I saw Blade Runner 2049 last night. I have very complicated feelings about it — I can’t say whether I liked it or not. I mean, I liked it, but it’s not like I can say it was a fun evening, or wheee, let’s get on the roller coaster again, or gosh, I sure wish I could have one of those flying cars. It was also simultaneously unexpected and exactly what I should expect from this movie.
The trailer is not representative. It sets it up as an action movie, when it’s not. Not really.
It is remarkably slow paced. There are fight scenes, but there’s more weight in scenes of Ryan Gosling slowly walking through a bleak dystopian landscape. The Earth is a dead world, and you’re made to feel it. At the same time, there is an ongoing struggle for identity: who is human? What is human? Is that disembodied AI that is present only as a hologram a person? She shows more emotion than many of the “born” humans — Jared Leto plays the head of the evil corporation as a visionary but soulless techno-futurist — and some of the replicants are angry and passionate. Your theory of mind gets a workout in this movie. The key conflicts are all in your head.
Go into the theater in a meditative mood, and you’ll probably enjoy it. Walk in expecting a slam-bang thriller, and you’re going to leave thinking “WTF did I just see?”. Or you’ll fall asleep somewhere in the middle.
Other things of note: the imagery is gorgeously depressing. The world is a high-tech garbage heap where people scavenge like rats in the neon-lit debris. The score is amazing. It’s got echoes of the old Vangelis score, but at times it rises into this industrial howl that has you wondering whether that was music, or a sound effect? It’s effective either way. I noticed that the patriarchy isn’t dead in 2049, either — there are weird landscapes with monumental, crumbling statuary, all of nude women, and roaming the streets are multi-story glowing holograms of, of course, more naked women. I don’t think it passes the Bechdel test, either, unless two women, at least one of whom is a replicant, talking about another replicant, who just happens to be coded male, counts. There’s also a cold-blooded execution of a female replicant for having the wrong eye color, and another newly created replicant, naked, shivering, obedient, and female (of course) is casually stabbed and bleeds to death so Niander Wallace can make a point about the disposability of individuals. I get the point. It’s part of the theme of the movie. But that it is always women who get disposed of so vividly steers it in the direction of misogyny.
Don’t worry, though, lots of men get offed, too — it’s just that they tend to be masked and in uniform or blown away at a distance so you don’t have to think about their humanity. The disparity is distinct enough that I was wondering if it was intentional or just a thoughtless reflection of conventionality. Just like it had me wondering whether the characters were robots pretending to be people, or people who just happened to be robots. It’s the kind of movie where you’ll tie your brain into knots trying to think about what’s going on, and whether you’ll like it or not depends on whether you enjoy that sensation.

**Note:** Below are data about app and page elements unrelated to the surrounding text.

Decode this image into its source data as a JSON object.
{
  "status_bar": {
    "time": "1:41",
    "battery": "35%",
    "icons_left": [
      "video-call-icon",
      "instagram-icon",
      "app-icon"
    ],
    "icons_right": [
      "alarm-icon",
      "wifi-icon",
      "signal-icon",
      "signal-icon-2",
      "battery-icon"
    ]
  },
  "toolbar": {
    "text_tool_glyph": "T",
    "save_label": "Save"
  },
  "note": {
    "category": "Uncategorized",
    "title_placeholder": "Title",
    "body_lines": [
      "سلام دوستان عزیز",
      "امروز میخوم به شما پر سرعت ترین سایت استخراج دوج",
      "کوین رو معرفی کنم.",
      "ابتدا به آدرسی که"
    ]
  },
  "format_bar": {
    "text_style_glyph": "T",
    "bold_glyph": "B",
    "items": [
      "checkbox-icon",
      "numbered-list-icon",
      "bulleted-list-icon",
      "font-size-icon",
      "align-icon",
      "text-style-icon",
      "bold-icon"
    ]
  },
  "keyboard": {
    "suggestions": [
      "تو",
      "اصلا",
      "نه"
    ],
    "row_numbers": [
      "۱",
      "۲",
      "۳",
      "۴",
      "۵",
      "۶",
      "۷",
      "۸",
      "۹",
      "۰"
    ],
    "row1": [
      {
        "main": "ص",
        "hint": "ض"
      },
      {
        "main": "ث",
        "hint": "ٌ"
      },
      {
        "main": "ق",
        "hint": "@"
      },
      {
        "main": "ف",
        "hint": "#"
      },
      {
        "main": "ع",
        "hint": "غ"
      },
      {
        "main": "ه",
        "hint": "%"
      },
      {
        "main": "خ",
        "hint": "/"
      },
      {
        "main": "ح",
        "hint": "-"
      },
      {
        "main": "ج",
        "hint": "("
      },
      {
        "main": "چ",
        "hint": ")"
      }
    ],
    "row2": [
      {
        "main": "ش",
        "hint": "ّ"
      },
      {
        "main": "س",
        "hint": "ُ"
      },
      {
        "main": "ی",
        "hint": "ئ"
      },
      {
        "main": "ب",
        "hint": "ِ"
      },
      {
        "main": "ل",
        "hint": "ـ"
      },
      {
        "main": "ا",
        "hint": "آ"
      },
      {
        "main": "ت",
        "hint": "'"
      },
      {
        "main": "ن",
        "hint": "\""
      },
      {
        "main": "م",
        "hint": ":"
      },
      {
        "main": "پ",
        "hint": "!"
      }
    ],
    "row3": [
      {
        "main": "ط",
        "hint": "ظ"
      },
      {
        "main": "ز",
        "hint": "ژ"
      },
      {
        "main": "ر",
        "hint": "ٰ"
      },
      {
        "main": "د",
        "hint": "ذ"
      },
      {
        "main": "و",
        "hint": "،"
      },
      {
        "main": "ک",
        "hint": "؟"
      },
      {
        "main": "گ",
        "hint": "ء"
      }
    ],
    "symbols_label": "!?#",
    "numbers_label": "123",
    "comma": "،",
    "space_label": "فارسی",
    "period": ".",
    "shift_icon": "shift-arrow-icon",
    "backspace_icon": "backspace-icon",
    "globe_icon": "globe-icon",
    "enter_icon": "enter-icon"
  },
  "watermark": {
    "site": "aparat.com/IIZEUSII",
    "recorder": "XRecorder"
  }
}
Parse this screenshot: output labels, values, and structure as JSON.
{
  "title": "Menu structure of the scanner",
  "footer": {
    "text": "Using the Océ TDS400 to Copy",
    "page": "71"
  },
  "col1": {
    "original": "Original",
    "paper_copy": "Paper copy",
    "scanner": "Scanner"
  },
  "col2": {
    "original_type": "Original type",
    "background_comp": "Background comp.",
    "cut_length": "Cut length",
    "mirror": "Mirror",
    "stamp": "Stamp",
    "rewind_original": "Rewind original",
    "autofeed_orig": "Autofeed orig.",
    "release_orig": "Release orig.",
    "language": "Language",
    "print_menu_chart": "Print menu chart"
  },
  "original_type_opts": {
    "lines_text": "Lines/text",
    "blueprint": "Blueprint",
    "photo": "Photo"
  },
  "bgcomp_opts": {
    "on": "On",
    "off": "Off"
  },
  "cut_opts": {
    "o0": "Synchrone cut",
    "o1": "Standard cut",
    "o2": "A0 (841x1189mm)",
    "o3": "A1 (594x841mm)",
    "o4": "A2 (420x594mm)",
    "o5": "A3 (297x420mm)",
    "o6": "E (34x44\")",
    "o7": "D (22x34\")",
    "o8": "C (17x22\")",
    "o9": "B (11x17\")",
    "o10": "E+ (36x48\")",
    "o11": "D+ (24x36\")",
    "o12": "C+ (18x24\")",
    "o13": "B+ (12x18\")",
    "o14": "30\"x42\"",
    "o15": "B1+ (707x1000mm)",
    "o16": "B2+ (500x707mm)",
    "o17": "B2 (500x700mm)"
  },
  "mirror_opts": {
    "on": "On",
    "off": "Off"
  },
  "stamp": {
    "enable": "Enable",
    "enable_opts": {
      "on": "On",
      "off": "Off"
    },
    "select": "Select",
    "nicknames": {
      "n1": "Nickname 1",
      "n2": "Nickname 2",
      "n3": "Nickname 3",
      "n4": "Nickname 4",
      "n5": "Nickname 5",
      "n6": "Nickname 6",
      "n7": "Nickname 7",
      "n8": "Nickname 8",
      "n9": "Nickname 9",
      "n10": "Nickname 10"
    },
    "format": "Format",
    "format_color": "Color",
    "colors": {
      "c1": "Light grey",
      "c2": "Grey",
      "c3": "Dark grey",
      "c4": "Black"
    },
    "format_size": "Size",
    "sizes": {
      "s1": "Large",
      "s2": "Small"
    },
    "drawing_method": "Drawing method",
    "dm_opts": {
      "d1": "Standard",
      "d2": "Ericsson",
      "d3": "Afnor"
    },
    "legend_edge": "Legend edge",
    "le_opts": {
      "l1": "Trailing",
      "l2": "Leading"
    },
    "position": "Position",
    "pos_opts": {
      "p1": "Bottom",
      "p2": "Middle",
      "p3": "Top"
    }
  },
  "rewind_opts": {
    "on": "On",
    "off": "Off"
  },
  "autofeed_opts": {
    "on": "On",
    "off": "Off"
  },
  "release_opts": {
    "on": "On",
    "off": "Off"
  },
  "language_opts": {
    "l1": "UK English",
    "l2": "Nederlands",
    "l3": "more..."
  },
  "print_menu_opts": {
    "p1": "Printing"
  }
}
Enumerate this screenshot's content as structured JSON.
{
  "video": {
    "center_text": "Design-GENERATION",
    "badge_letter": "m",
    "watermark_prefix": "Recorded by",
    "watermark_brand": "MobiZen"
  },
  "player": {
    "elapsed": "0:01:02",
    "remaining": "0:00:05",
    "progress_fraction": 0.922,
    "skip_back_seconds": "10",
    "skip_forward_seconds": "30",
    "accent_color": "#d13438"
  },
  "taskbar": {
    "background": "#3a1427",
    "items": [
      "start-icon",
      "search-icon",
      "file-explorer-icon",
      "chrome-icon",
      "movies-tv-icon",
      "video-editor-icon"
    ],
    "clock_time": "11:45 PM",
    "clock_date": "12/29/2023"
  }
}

Unfortunately, it seems a lot of people don’t like getting their brains twisted up (which is OK, I like a good popcorn movie, too, and this is not a popcorn movie), and the box office is disappointing. I guess it might be a “disaster” or a “flop” if all you count is how many tickets it sold, so the accountants might be unhappy. All I care about is that I bought one ticket and got personally challenged for a few hours by a movie with high ambitions.